DATA EXTRACTS

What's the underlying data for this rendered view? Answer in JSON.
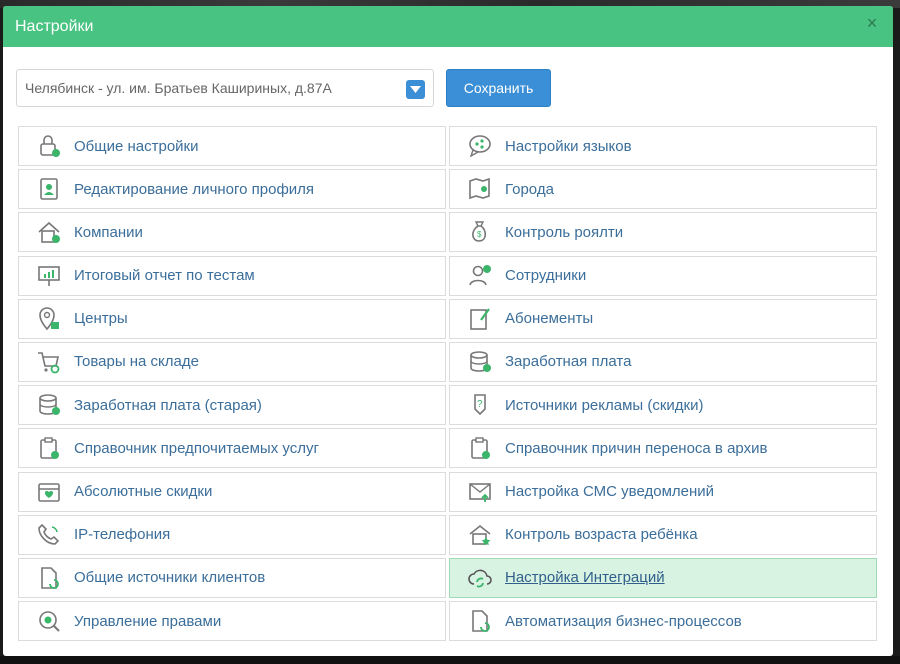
{
  "dialog": {
    "title": "Настройки",
    "close_glyph": "×"
  },
  "toolbar": {
    "location_value": "Челябинск - ул. им. Братьев Кашириных, д.87А",
    "save_label": "Сохранить"
  },
  "colors": {
    "header": "#49c382",
    "button": "#3b8fd6",
    "link": "#3b6e9a",
    "active_row": "#d9f3e3"
  },
  "menu": {
    "left": [
      {
        "label": "Общие настройки",
        "icon": "lock-settings-icon"
      },
      {
        "label": "Редактирование личного профиля",
        "icon": "profile-card-icon"
      },
      {
        "label": "Компании",
        "icon": "building-icon"
      },
      {
        "label": "Итоговый отчет по тестам",
        "icon": "presentation-chart-icon"
      },
      {
        "label": "Центры",
        "icon": "location-pin-icon"
      },
      {
        "label": "Товары на складе",
        "icon": "cart-search-icon"
      },
      {
        "label": "Заработная плата (старая)",
        "icon": "coins-stack-icon"
      },
      {
        "label": "Справочник предпочитаемых услуг",
        "icon": "clipboard-check-icon"
      },
      {
        "label": "Абсолютные скидки",
        "icon": "calendar-heart-icon"
      },
      {
        "label": "IP-телефония",
        "icon": "phone-icon"
      },
      {
        "label": "Общие источники клиентов",
        "icon": "document-refresh-icon"
      },
      {
        "label": "Управление правами",
        "icon": "eye-target-icon"
      }
    ],
    "right": [
      {
        "label": "Настройки языков",
        "icon": "chat-share-icon"
      },
      {
        "label": "Города",
        "icon": "map-pin-icon"
      },
      {
        "label": "Контроль роялти",
        "icon": "money-bag-icon"
      },
      {
        "label": "Сотрудники",
        "icon": "user-add-icon"
      },
      {
        "label": "Абонементы",
        "icon": "document-edit-icon"
      },
      {
        "label": "Заработная плата",
        "icon": "coins-stack-icon"
      },
      {
        "label": "Источники рекламы (скидки)",
        "icon": "question-tag-icon"
      },
      {
        "label": "Справочник причин переноса в архив",
        "icon": "clipboard-check-icon"
      },
      {
        "label": "Настройка СМС уведомлений",
        "icon": "envelope-icon"
      },
      {
        "label": "Контроль возраста ребёнка",
        "icon": "house-star-icon"
      },
      {
        "label": "Настройка Интеграций",
        "icon": "cloud-sync-icon",
        "active": true
      },
      {
        "label": "Автоматизация бизнес-процессов",
        "icon": "document-refresh-icon"
      }
    ]
  }
}
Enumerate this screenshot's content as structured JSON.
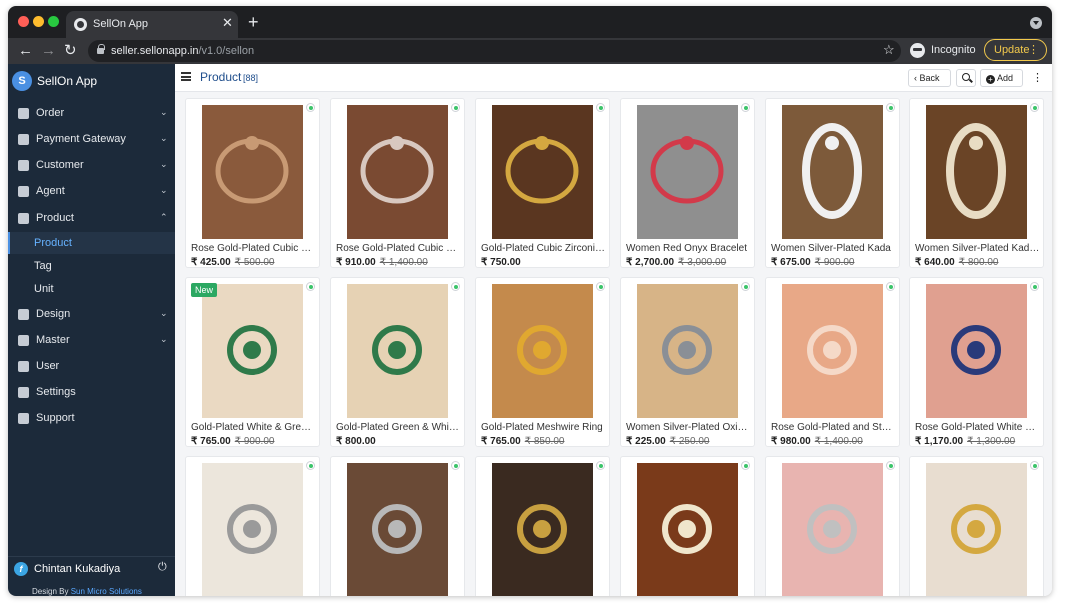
{
  "browser": {
    "tab_title": "SellOn App",
    "url_domain": "seller.sellonapp.in",
    "url_path": "/v1.0/sellon",
    "incognito_label": "Incognito",
    "update_label": "Update"
  },
  "sidebar": {
    "brand_initial": "S",
    "brand_name": "SellOn App",
    "items": [
      {
        "label": "Order",
        "icon": "cart-icon",
        "chevron": "⌄"
      },
      {
        "label": "Payment Gateway",
        "icon": "bank-icon",
        "chevron": "⌄"
      },
      {
        "label": "Customer",
        "icon": "user-icon",
        "chevron": "⌄"
      },
      {
        "label": "Agent",
        "icon": "users-icon",
        "chevron": "⌄"
      },
      {
        "label": "Product",
        "icon": "tag-icon",
        "chevron": "⌃"
      },
      {
        "label": "Design",
        "icon": "layout-icon",
        "chevron": "⌄"
      },
      {
        "label": "Master",
        "icon": "layers-icon",
        "chevron": "⌄"
      },
      {
        "label": "User",
        "icon": "user-icon"
      },
      {
        "label": "Settings",
        "icon": "sliders-icon"
      },
      {
        "label": "Support",
        "icon": "handshake-icon"
      }
    ],
    "sub_items": [
      {
        "label": "Product",
        "active": true
      },
      {
        "label": "Tag",
        "active": false
      },
      {
        "label": "Unit",
        "active": false
      }
    ],
    "user_name": "Chintan Kukadiya",
    "design_by_prefix": "Design By",
    "design_by_company": "Sun Micro Solutions"
  },
  "header": {
    "title": "Product",
    "count": "[88]",
    "back_label": "Back",
    "add_label": "Add"
  },
  "products": [
    {
      "name": "Rose Gold-Plated Cubic Zirconia Bangle",
      "price": "₹ 425.00",
      "mrp": "₹ 500.00",
      "new": false
    },
    {
      "name": "Rose Gold-Plated Cubic Zirconia Bracelet",
      "price": "₹ 910.00",
      "mrp": "₹ 1,400.00",
      "new": false
    },
    {
      "name": "Gold-Plated Cubic Zirconia Bracelet",
      "price": "₹ 750.00",
      "mrp": "",
      "new": false
    },
    {
      "name": "Women Red Onyx Bracelet",
      "price": "₹ 2,700.00",
      "mrp": "₹ 3,000.00",
      "new": false
    },
    {
      "name": "Women Silver-Plated Kada",
      "price": "₹ 675.00",
      "mrp": "₹ 900.00",
      "new": false
    },
    {
      "name": "Women Silver-Plated Kada Bracelet",
      "price": "₹ 640.00",
      "mrp": "₹ 800.00",
      "new": false
    },
    {
      "name": "Gold-Plated White & Green Ring",
      "price": "₹ 765.00",
      "mrp": "₹ 900.00",
      "new": true
    },
    {
      "name": "Gold-Plated Green & White Ring",
      "price": "₹ 800.00",
      "mrp": "",
      "new": false
    },
    {
      "name": "Gold-Plated Meshwire Ring",
      "price": "₹ 765.00",
      "mrp": "₹ 850.00",
      "new": false
    },
    {
      "name": "Women Silver-Plated Oxidised Ring",
      "price": "₹ 225.00",
      "mrp": "₹ 250.00",
      "new": false
    },
    {
      "name": "Rose Gold-Plated and Stone Ring",
      "price": "₹ 980.00",
      "mrp": "₹ 1,400.00",
      "new": false
    },
    {
      "name": "Rose Gold-Plated White Ring",
      "price": "₹ 1,170.00",
      "mrp": "₹ 1,300.00",
      "new": false
    },
    {
      "name": "",
      "price": "",
      "mrp": "",
      "new": false
    },
    {
      "name": "",
      "price": "",
      "mrp": "",
      "new": false
    },
    {
      "name": "",
      "price": "",
      "mrp": "",
      "new": false
    },
    {
      "name": "",
      "price": "",
      "mrp": "",
      "new": false
    },
    {
      "name": "",
      "price": "",
      "mrp": "",
      "new": false
    },
    {
      "name": "",
      "price": "",
      "mrp": "",
      "new": false
    }
  ],
  "new_badge_label": "New",
  "colors": {
    "sidebar_bg": "#1c2a3a",
    "accent": "#4a90e2",
    "active_text": "#66b2ff",
    "status_green": "#3cc46a",
    "new_badge": "#2ca862"
  }
}
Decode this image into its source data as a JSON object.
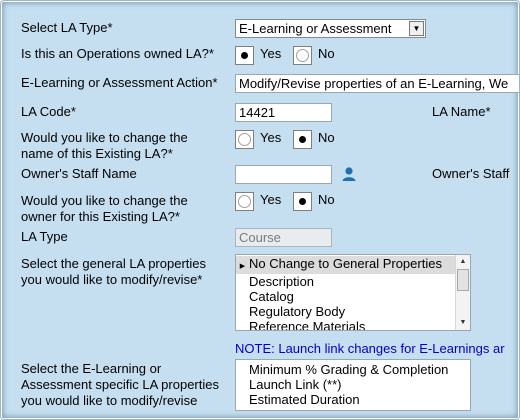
{
  "form": {
    "la_type": {
      "label": "Select LA Type*",
      "value": "E-Learning or Assessment"
    },
    "ops_owned": {
      "label": "Is this an Operations owned LA?*",
      "yes": "Yes",
      "no": "No",
      "selected": "yes"
    },
    "action": {
      "label": "E-Learning or Assessment Action*",
      "value": "Modify/Revise properties of an E-Learning, We"
    },
    "la_code": {
      "label": "LA Code*",
      "value": "14421"
    },
    "la_name": {
      "label": "LA Name*"
    },
    "change_name": {
      "label_line1": "Would you like to change the",
      "label_line2": "name of this Existing LA?*",
      "yes": "Yes",
      "no": "No",
      "selected": "no"
    },
    "owner_staff_name": {
      "label": "Owner's Staff Name",
      "value": ""
    },
    "owner_staff_right": {
      "label": "Owner's Staff"
    },
    "change_owner": {
      "label_line1": "Would you like to change the",
      "label_line2": "owner for this Existing LA?*",
      "yes": "Yes",
      "no": "No",
      "selected": "no"
    },
    "la_type_field": {
      "label": "LA Type",
      "value": "Course"
    },
    "general_props": {
      "label_line1": "Select the general LA properties",
      "label_line2": "you would like to modify/revise*",
      "options": [
        "No Change to General Properties",
        "Description",
        "Catalog",
        "Regulatory Body",
        "Reference Materials"
      ]
    },
    "note": "NOTE: Launch link changes for E-Learnings ar",
    "specific_props": {
      "label_line1": "Select the E-Learning or",
      "label_line2": "Assessment specific LA properties",
      "label_line3": "you would like to modify/revise",
      "options": [
        "Minimum % Grading & Completion",
        "Launch Link (**)",
        "Estimated Duration"
      ]
    }
  },
  "colors": {
    "panel_bg": "#c5dff0",
    "note_text": "#0000cc"
  },
  "icons": {
    "staff_lookup": "person-search-icon",
    "dropdown": "chevron-down-icon"
  }
}
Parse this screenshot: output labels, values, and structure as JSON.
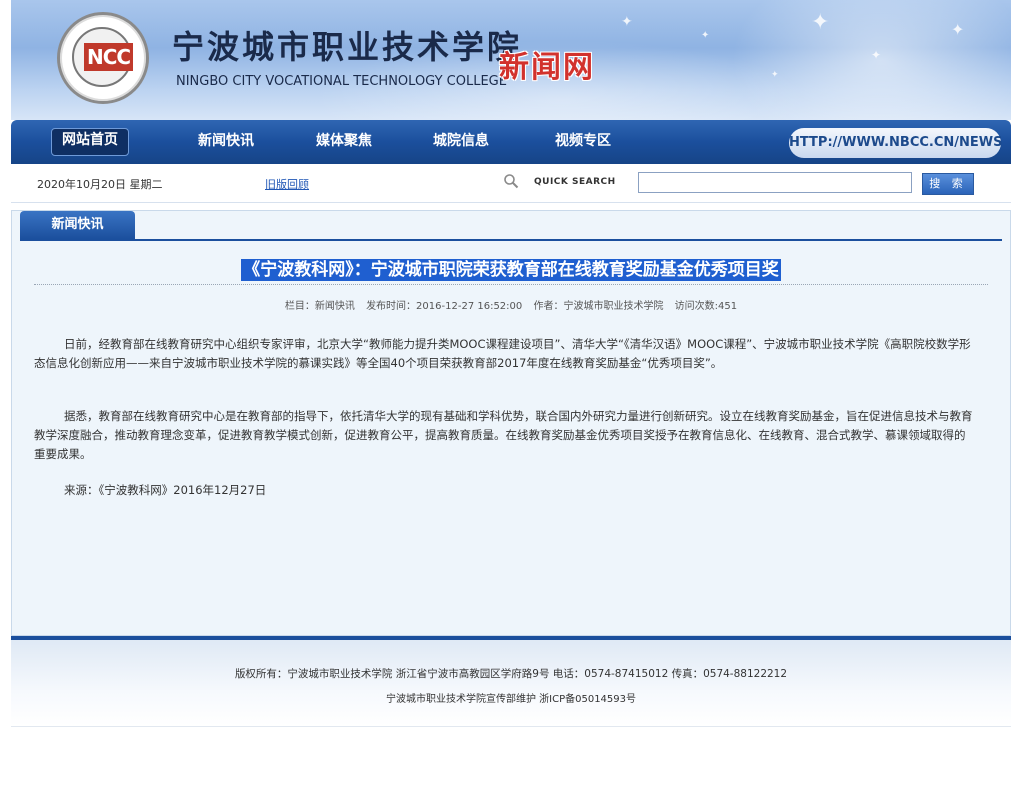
{
  "header": {
    "title_cn": "宁波城市职业技术学院",
    "title_en": "NINGBO CITY VOCATIONAL TECHNOLOGY COLLEGE",
    "site_name": "新闻网",
    "logo_text": "NCC"
  },
  "nav": {
    "items": [
      "网站首页",
      "新闻快讯",
      "媒体聚焦",
      "城院信息",
      "视频专区"
    ],
    "active": "网站首页",
    "url": "HTTP://WWW.NBCC.CN/NEWS"
  },
  "toolbar": {
    "date": "2020年10月20日 星期二",
    "old_version": "旧版回顾",
    "search_label": "QUICK SEARCH",
    "search_value": "",
    "search_button": "搜 索"
  },
  "section": {
    "tab": "新闻快讯"
  },
  "article": {
    "title": "《宁波教科网》：宁波城市职院荣获教育部在线教育奖励基金优秀项目奖",
    "meta": {
      "column": "栏目：新闻快讯",
      "published": "发布时间：2016-12-27 16:52:00",
      "author": "作者：宁波城市职业技术学院",
      "visits": "访问次数:451"
    },
    "paragraphs": [
      "日前，经教育部在线教育研究中心组织专家评审，北京大学“教师能力提升类MOOC课程建设项目”、清华大学“《清华汉语》MOOC课程”、宁波城市职业技术学院《高职院校数学形态信息化创新应用——来自宁波城市职业技术学院的慕课实践》等全国40个项目荣获教育部2017年度在线教育奖励基金“优秀项目奖”。",
      "据悉，教育部在线教育研究中心是在教育部的指导下，依托清华大学的现有基础和学科优势，联合国内外研究力量进行创新研究。设立在线教育奖励基金，旨在促进信息技术与教育教学深度融合，推动教育理念变革，促进教育教学模式创新，促进教育公平，提高教育质量。在线教育奖励基金优秀项目奖授予在教育信息化、在线教育、混合式教学、慕课领域取得的重要成果。",
      "来源：《宁波教科网》2016年12月27日"
    ]
  },
  "footer": {
    "line1": "版权所有：宁波城市职业技术学院 浙江省宁波市高教园区学府路9号 电话：0574-87415012 传真：0574-88122212",
    "line2": "宁波城市职业技术学院宣传部维护 浙ICP备05014593号"
  }
}
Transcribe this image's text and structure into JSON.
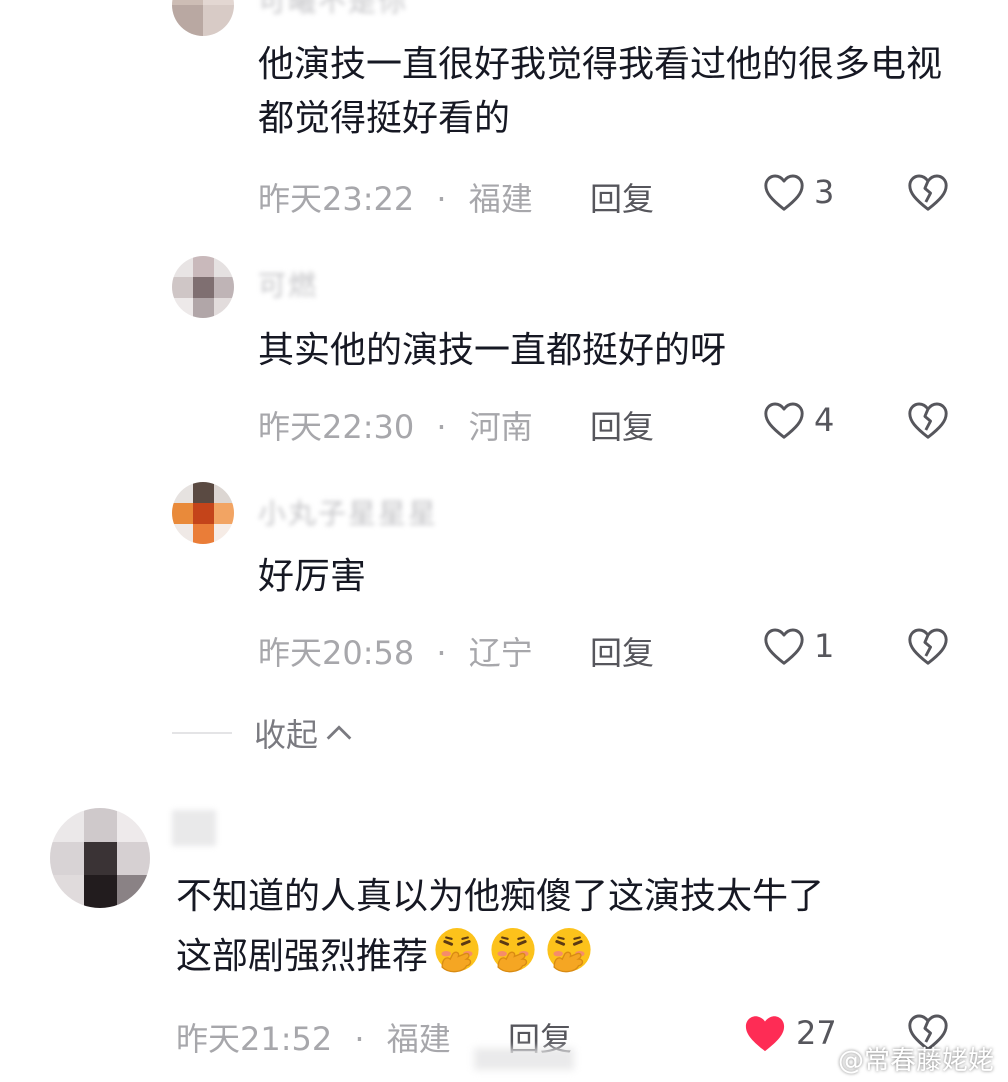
{
  "comments": [
    {
      "name": "可曦不是你",
      "text": "他演技一直很好我觉得我看过他的很多电视都觉得挺好看的",
      "time": "昨天23:22",
      "location": "福建",
      "reply_label": "回复",
      "likes": "3"
    },
    {
      "name": "可燃",
      "text": "其实他的演技一直都挺好的呀",
      "time": "昨天22:30",
      "location": "河南",
      "reply_label": "回复",
      "likes": "4"
    },
    {
      "name": "小丸子星星星",
      "text": "好厉害",
      "time": "昨天20:58",
      "location": "辽宁",
      "reply_label": "回复",
      "likes": "1"
    }
  ],
  "collapse_label": "收起",
  "main_comment": {
    "text_line1": "不知道的人真以为他痴傻了这演技太牛了",
    "text_line2": "这部剧强烈推荐",
    "emoji_name": "hand-over-mouth-laugh-emoji",
    "time": "昨天21:52",
    "location": "福建",
    "reply_label": "回复",
    "likes": "27",
    "liked": true
  },
  "separator": "·",
  "watermark": {
    "handle": "@常春藤姥姥"
  },
  "colors": {
    "like_active": "#fe2c55",
    "meta": "#a7a7ab",
    "text": "#161823"
  }
}
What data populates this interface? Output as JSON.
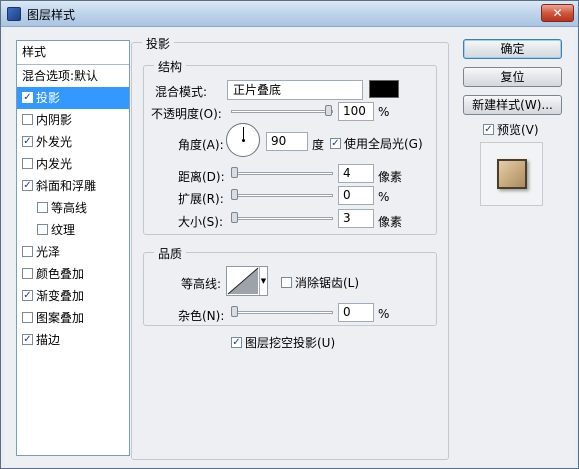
{
  "window": {
    "title": "图层样式",
    "close_glyph": "✕"
  },
  "styles_panel": {
    "header": "样式",
    "items": [
      {
        "label": "混合选项:默认",
        "checkbox": false,
        "checked": false,
        "indent": false,
        "selected": false
      },
      {
        "label": "投影",
        "checkbox": true,
        "checked": true,
        "indent": false,
        "selected": true
      },
      {
        "label": "内阴影",
        "checkbox": true,
        "checked": false,
        "indent": false,
        "selected": false
      },
      {
        "label": "外发光",
        "checkbox": true,
        "checked": true,
        "indent": false,
        "selected": false
      },
      {
        "label": "内发光",
        "checkbox": true,
        "checked": false,
        "indent": false,
        "selected": false
      },
      {
        "label": "斜面和浮雕",
        "checkbox": true,
        "checked": true,
        "indent": false,
        "selected": false
      },
      {
        "label": "等高线",
        "checkbox": true,
        "checked": false,
        "indent": true,
        "selected": false
      },
      {
        "label": "纹理",
        "checkbox": true,
        "checked": false,
        "indent": true,
        "selected": false
      },
      {
        "label": "光泽",
        "checkbox": true,
        "checked": false,
        "indent": false,
        "selected": false
      },
      {
        "label": "颜色叠加",
        "checkbox": true,
        "checked": false,
        "indent": false,
        "selected": false
      },
      {
        "label": "渐变叠加",
        "checkbox": true,
        "checked": true,
        "indent": false,
        "selected": false
      },
      {
        "label": "图案叠加",
        "checkbox": true,
        "checked": false,
        "indent": false,
        "selected": false
      },
      {
        "label": "描边",
        "checkbox": true,
        "checked": true,
        "indent": false,
        "selected": false
      }
    ]
  },
  "drop_shadow": {
    "section_title": "投影",
    "structure": {
      "title": "结构",
      "blend_mode_label": "混合模式:",
      "blend_mode_value": "正片叠底",
      "blend_color": "#000000",
      "opacity_label": "不透明度(O):",
      "opacity_value": "100",
      "opacity_unit": "%",
      "opacity_level": 100,
      "angle_label": "角度(A):",
      "angle_value": "90",
      "angle_unit": "度",
      "global_light_label": "使用全局光(G)",
      "global_light_checked": true,
      "distance_label": "距离(D):",
      "distance_value": "4",
      "distance_unit": "像素",
      "spread_label": "扩展(R):",
      "spread_value": "0",
      "spread_unit": "%",
      "size_label": "大小(S):",
      "size_value": "3",
      "size_unit": "像素"
    },
    "quality": {
      "title": "品质",
      "contour_label": "等高线:",
      "antialias_label": "消除锯齿(L)",
      "antialias_checked": false,
      "noise_label": "杂色(N):",
      "noise_value": "0",
      "noise_unit": "%"
    },
    "knockout_label": "图层挖空投影(U)",
    "knockout_checked": true
  },
  "buttons": {
    "ok": "确定",
    "reset": "复位",
    "new_style": "新建样式(W)...",
    "preview_label": "预览(V)",
    "preview_checked": true
  },
  "colors": {
    "selection": "#3399ff",
    "preview_swatch": "#c9ad80"
  }
}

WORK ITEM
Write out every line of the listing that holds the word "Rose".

YOUR RESPONSE
      "name": "Rose Gold-Plated Cubic Zirconia Bangle",
      "name": "Rose Gold-Plated Cubic Zirconia Bracelet",
      "name": "Rose Gold-Plated and Stone Ring",
      "name": "Rose Gold-Plated White Ring",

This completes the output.